Study: “Brain Cooling” After Birth May Reduce Newborns’ Risk of Cerebral Palsy
For thousands of infants, birth asphyxia can be a devastating condition – leading to either permanent brain damage, or death. Recent technology, however, including brain cooling and xenon gas, may begin to up these infants’ odds of surviving.
Cooling infant brains, improving survival rates
According to a study conducted by Imperial College in London, “brain cooling” after birth may drastically improve hypoxic infants’ survival rates. Infants whose brains were “cooled” had a 25 percent greater survival rate than those who didn’t.
Brain cooling therapy – usually applied as a “coolcap” hat filled with water – greatly helps reduce brain swelling. It also lowers the body’s metabolic rate, which in turn allows healthy organ functioning with less oxygen.
Extensive research behind pediatric brain cooling
“Our study builds on a 20-year body of research but gives, for the first time, irrefutable proof that cooling can be effective in reducing brain damage after birth asphyxia,” said Dr. Denis Azzopardi, who headed the study. “[Brain cooling] is not a new concept. The rationale is relatively simple. But of all the treatments for brain damage tried, cooling has proved the most effective.”

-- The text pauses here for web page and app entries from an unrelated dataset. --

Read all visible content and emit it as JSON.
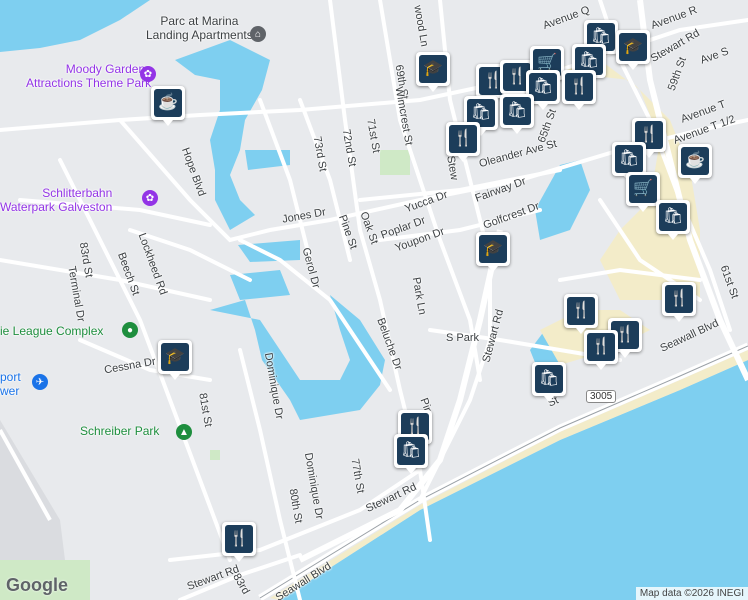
{
  "map": {
    "attribution": "Map data ©2026 INEGI",
    "logo": "Google",
    "poi_labels": [
      {
        "id": "parc_marina",
        "text": "Parc at Marina\nLanding Apartments"
      },
      {
        "id": "moody",
        "text": "Moody Gardens\nAttractions Theme Park"
      },
      {
        "id": "schlitter",
        "text": "Schlitterbahn\nWaterpark Galveston"
      },
      {
        "id": "league",
        "text": "ie League Complex"
      },
      {
        "id": "airport",
        "text": "port\nwer"
      },
      {
        "id": "schreiber",
        "text": "Schreiber Park"
      }
    ],
    "streets": [
      {
        "id": "avenue_q",
        "text": "Avenue Q"
      },
      {
        "id": "stewart_rd_top",
        "text": "Stewart Rd"
      },
      {
        "id": "ave_r",
        "text": "Avenue R"
      },
      {
        "id": "ave_s",
        "text": "Ave S"
      },
      {
        "id": "59th",
        "text": "59th St"
      },
      {
        "id": "avenue_t",
        "text": "Avenue T"
      },
      {
        "id": "avenue_t12",
        "text": "Avenue T 1/2"
      },
      {
        "id": "61st",
        "text": "61st St"
      },
      {
        "id": "69th",
        "text": "69th St"
      },
      {
        "id": "wimcrest",
        "text": "Wimcrest St"
      },
      {
        "id": "71st",
        "text": "71st St"
      },
      {
        "id": "72nd",
        "text": "72nd St"
      },
      {
        "id": "73rd",
        "text": "73rd St"
      },
      {
        "id": "lnwood",
        "text": "wood Ln"
      },
      {
        "id": "oleander",
        "text": "Oleander Ave St"
      },
      {
        "id": "65th",
        "text": "65th St"
      },
      {
        "id": "stew_mid",
        "text": "Stew"
      },
      {
        "id": "fairway",
        "text": "Fairway Dr"
      },
      {
        "id": "golfcrest",
        "text": "Golfcrest Dr"
      },
      {
        "id": "yucca",
        "text": "Yucca Dr"
      },
      {
        "id": "poplar",
        "text": "Poplar Dr"
      },
      {
        "id": "youpon",
        "text": "Youpon Dr"
      },
      {
        "id": "oak",
        "text": "Oak St"
      },
      {
        "id": "pine",
        "text": "Pine St"
      },
      {
        "id": "jones",
        "text": "Jones Dr"
      },
      {
        "id": "gerol",
        "text": "Gerol Dr"
      },
      {
        "id": "hope",
        "text": "Hope Blvd"
      },
      {
        "id": "lockheed",
        "text": "Lockheed Rd"
      },
      {
        "id": "beech",
        "text": "Beech St"
      },
      {
        "id": "83rd",
        "text": "83rd St"
      },
      {
        "id": "terminal",
        "text": "Terminal Dr"
      },
      {
        "id": "cessna",
        "text": "Cessna Dr"
      },
      {
        "id": "81st",
        "text": "81st St"
      },
      {
        "id": "dominique1",
        "text": "Dominique Dr"
      },
      {
        "id": "dominique2",
        "text": "Dominique Dr"
      },
      {
        "id": "80th",
        "text": "80th St"
      },
      {
        "id": "77th",
        "text": "77th St"
      },
      {
        "id": "park_ln",
        "text": "Park Ln"
      },
      {
        "id": "s_park",
        "text": "S Park"
      },
      {
        "id": "stewart_mid",
        "text": "Stewart Rd"
      },
      {
        "id": "beluche",
        "text": "Beluche Dr"
      },
      {
        "id": "pin_st",
        "text": "Pin"
      },
      {
        "id": "stewart_bot",
        "text": "Stewart Rd"
      },
      {
        "id": "stewart_bl",
        "text": "Stewart Rd"
      },
      {
        "id": "83rd_bot",
        "text": "83rd"
      },
      {
        "id": "seawall_bot",
        "text": "Seawall Blvd"
      },
      {
        "id": "seawall_right",
        "text": "Seawall Blvd"
      },
      {
        "id": "st_right",
        "text": "St"
      }
    ],
    "highway_shield": "3005",
    "pins": [
      {
        "type": "restaurant",
        "icon": "fork-knife-icon",
        "glyph": "🍴"
      },
      {
        "type": "coffee",
        "icon": "coffee-cup-icon",
        "glyph": "☕"
      },
      {
        "type": "school",
        "icon": "graduation-cap-icon",
        "glyph": "🎓"
      },
      {
        "type": "shopping",
        "icon": "shopping-bag-icon",
        "glyph": "🛍"
      },
      {
        "type": "grocery",
        "icon": "shopping-cart-icon",
        "glyph": "🛒"
      }
    ],
    "colors": {
      "water": "#7ecff0",
      "land": "#e8eaed",
      "park": "#cfe9c6",
      "beach": "#f3ecc9",
      "pin": "#1c3d5a"
    }
  }
}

The concept of brain cooling, according to an article in London’s Independent newspaper, was first tried out on soldiers in the 19th century. It was later used as a means to resuscitate infants in the 1950s (by plunging them into cold water).
Helping hypoxic brain injuries
Xenon gas technology may also help at-risk hypoxic babies survive, according to a recent BBC report. Combined with brain cooling, the administration of xenon gas may help restore babies’ respiratory systems.
“The xenon/hypothermia combination…confers greater protection than either treatment alone,” said a recent NIH report. “[It] is an attractive combination therapy..to improve the otherwise bleak outcome from neonatal Hypoxic/Ischemic [brain injury].”
Given the prevalence of birth asphyxia cases in the U.S. and abroad, and their devastating consequences, I strongly support research in this emerging field.